Within the feminist spirituality movement, professor of religious studies, Anna Fedele describes the practices of a group of Spanish pilgrims for whom “a world-denying and body mortifying Christian attitude is at the root of most present-day evils and the principal cause of the exploitation of the planet” (Fedele 2013. p.145). The pilgrims consider themselves “heirs of an ancient pre-Christian and pre-patriarchal pagan cult of the Goddess” (ibid) and are among many groups involved in what I would describe as a ‘menstrual revival’ movement. The pilgrims believe that “women’s blood is sacred and see the menstrual cycle as a key element in the process of reversing Christianity’s systematic devaluation of the body, particularly the female body” (ibid).
In modern culture the power of menstruation and acknowledgement of the divine feminine has surfaced at various times within literature, art and philosophy- the divine feminine rises time and again despite forces that attempt to repress her. In the concluding chapter of The Golden Bough James Frazer sees menstruants as semi-divine “powers” (Knight 1991, p.381), and the anthropologist Robert Briffault says,
“The person of the menstruating woman is fraught with a strange power, which is thought of in some cultures a kind of communicable disease, and in others a kind of shamanic or magical holiness leading to prophetic fits and trances” (Shuttle and Redgrove 1978, p.62).
Anthropologist George Deveraux offers this controversial statement referring to menstruating women: “One does not bother to tie up a puppy with a steel cable” (Quoted in Shuttle and Redgrove, p. 61).
Demetra George considers that the rejected aspects of the feminine is the ‘Dark Goddess’ whose teachings attune women to the “trinity of feminine wholeness” (George, 1992, p.43).
The Dark Goddess is not only concerned with women and reviving the exiled aspects of the feminine, she is also concerned with “divination, magic, healing, sacred sexuality, the nonphysical dimensions of being, and the mysteries of birth, death, and regeneration” (George, 1992, p.43).
Rituals and knowledge involving birth, death, renewal, and regeneration are the domain of the Dark Goddess “who has come to contain the rejected aspects of feminine wholeness and, as such, she now symbolizes the feminine shadow” (George, 1992, p.44). George says that in rejecting the Dark Goddess and her teachings, not only women but the earth has suffered:
“In the attempt to deny the death bringing Dark Goddess who also holds the sexual secrets, patriarchal culture has concealed from us the knowledge of the healing and rejuvenating gifts of her sexuality. Not only has this gross misunderstanding poisoned the relationships between men and women, but the rejection of the feminine regenerative sexual power has also resulted in the stagnation and putrefaction of our bodies and the earth.”
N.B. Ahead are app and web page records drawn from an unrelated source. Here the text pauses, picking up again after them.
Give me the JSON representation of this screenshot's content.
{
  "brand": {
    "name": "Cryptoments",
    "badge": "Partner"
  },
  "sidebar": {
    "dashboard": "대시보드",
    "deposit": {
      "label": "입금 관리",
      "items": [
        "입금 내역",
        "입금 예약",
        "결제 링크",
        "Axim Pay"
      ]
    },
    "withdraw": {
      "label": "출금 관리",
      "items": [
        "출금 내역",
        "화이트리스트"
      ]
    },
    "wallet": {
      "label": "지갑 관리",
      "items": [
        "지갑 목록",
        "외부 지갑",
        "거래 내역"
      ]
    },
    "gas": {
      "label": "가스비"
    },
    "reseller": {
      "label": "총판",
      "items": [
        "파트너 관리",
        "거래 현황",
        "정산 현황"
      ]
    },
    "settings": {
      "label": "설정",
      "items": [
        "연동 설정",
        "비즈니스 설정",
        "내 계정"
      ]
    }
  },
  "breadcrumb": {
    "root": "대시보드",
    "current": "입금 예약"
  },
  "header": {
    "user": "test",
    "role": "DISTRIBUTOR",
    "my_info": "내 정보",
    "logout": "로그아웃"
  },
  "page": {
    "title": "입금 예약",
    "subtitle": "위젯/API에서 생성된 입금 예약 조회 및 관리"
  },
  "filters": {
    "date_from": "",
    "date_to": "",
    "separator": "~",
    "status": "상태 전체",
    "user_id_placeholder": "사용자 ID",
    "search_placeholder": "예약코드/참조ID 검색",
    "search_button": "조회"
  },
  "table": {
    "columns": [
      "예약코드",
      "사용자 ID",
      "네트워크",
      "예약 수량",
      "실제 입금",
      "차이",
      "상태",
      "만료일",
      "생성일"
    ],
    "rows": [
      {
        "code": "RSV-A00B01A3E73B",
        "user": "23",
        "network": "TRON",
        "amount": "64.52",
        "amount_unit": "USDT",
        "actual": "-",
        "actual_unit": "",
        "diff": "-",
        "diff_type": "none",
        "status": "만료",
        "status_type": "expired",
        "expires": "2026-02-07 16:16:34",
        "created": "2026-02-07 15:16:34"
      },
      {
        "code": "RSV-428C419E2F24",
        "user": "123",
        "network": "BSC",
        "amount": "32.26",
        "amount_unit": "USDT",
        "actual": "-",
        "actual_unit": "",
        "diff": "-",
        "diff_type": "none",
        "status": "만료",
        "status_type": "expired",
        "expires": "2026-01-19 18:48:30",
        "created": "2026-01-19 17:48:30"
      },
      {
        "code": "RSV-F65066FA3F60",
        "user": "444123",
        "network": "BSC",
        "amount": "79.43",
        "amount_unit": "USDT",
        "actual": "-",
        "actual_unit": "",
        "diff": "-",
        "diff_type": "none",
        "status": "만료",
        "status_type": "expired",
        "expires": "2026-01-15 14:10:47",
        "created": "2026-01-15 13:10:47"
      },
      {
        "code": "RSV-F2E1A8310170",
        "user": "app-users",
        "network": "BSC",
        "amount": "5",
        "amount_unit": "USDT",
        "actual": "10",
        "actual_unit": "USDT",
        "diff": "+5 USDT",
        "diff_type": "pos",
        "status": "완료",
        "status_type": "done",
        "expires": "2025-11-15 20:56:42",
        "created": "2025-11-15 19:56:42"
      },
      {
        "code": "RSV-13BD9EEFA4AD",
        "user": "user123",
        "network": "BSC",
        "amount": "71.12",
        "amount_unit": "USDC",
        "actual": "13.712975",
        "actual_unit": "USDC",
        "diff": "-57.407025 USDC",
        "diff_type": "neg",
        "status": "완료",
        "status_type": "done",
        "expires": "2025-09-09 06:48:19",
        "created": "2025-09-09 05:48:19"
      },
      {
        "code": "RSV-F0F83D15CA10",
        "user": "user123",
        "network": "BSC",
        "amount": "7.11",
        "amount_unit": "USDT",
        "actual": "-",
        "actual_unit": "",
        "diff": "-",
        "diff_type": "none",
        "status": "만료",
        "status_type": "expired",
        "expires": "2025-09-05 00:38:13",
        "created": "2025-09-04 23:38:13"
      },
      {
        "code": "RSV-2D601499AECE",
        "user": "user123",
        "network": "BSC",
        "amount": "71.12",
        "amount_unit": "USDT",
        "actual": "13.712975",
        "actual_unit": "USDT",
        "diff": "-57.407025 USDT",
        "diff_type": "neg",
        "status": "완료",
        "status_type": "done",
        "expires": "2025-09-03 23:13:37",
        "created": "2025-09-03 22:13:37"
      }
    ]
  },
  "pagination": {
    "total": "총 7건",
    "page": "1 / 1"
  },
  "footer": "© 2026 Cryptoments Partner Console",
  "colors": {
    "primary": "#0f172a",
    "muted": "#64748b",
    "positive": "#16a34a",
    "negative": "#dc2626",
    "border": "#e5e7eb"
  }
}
Sylvia Brinton Perera who wrote Descent to the Goddess in 1932 says that women need to reconnect with that lost part of themselves and that the task for “unmothered daughters of patriarchy” (Perera, 1932, p.56) is to find healing:
“We need to undergo a “controlled regression” into the borderland-underworld levels of the dark goddess- back to ourselves before we had the form we know, back to the magic and archaic levels of consciousness and to the transpersonal passions and rages which both blast and nurture us there…. back to the body mind.”
Thus menstruation, both archaic and contemporary is a red thread that weaves through the ages and the mother-line… telling the story of the feminine mysteries… keeping them alive. Menstruation can provide an initiatory context for modern women to find the healing that Perera speaks of; it is an entirely feminine experience that can be rescued from patriarchal attitudes and control and may be reclaimed as an important aspect of the feminine principle.
Attempts to suppress the Dark Goddess, the feminine mysteries, and menstruation is ultimately futile, as “the more narrow and restrictive the society in which we live, the larger will be the collective shadow (George, 1992, p.48). Even although there is a possibility that menstruation may be physically eradicated, its archetypal image, its symbol and correspondences are not so easily diminished. Menstruation does not entirely become unreal by its absence… the shadow created by its rejection, I suspect, would be, is, felt at a collective level. But at this threshold in our story, where on one hand lies the road to menstrual suppression and the other opens the gateway to a menstrual revival, it is important to create modern day rituals and ceremonies around menstruation.
Eliade says “It is what happens in the sacred space, the space out of time (the tanshuman) that gives structure and consistency to the profane world.”
Considering what may be learned about the feminine mysteries from traditional and ancient cultures, restoring and reclaiming the creative life-enhancing ways of the feminine towards renewal and regeneration is much needed at this time: “Without the vital feminine balance to the collective patriarchal principle there is a certain barrenness to life” (Qualls-Corbett, 1988, p.16). As the feminine, female bodies and female biological functions have been particularly reviled in our modern world, the resacralization of menstruation, it seems, is a good place to start.